• [What you have to do]:
Pull every line holding the word "query" from the data below and copy it.

• [Given records]:
________________________________________
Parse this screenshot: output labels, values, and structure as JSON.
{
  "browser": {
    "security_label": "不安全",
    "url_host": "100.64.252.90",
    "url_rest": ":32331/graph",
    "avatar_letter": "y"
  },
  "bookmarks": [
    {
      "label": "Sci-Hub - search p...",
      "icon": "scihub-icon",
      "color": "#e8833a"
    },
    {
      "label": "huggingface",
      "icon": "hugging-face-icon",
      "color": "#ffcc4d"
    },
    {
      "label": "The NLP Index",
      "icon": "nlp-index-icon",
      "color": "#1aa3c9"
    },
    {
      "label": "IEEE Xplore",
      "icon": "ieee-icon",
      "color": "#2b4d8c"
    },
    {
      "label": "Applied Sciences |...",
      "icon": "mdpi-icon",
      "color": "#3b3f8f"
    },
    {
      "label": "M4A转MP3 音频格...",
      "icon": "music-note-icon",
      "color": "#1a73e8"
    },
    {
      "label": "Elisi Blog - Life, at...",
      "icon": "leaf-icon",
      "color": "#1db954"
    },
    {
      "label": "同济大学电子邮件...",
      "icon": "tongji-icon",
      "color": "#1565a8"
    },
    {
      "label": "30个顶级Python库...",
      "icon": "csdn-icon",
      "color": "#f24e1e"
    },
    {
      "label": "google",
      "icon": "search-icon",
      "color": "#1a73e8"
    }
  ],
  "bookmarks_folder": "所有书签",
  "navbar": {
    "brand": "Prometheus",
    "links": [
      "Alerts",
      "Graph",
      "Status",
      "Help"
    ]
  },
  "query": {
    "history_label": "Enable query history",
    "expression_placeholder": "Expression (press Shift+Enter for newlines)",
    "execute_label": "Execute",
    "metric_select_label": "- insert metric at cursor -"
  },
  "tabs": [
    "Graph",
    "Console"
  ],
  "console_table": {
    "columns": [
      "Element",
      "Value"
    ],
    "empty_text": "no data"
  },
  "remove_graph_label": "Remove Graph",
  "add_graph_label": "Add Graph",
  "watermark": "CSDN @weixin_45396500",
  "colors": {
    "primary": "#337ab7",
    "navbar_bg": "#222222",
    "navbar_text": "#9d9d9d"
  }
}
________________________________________
• [Answer to this problem]:
  "query": {
    "history_label": "Enable query history",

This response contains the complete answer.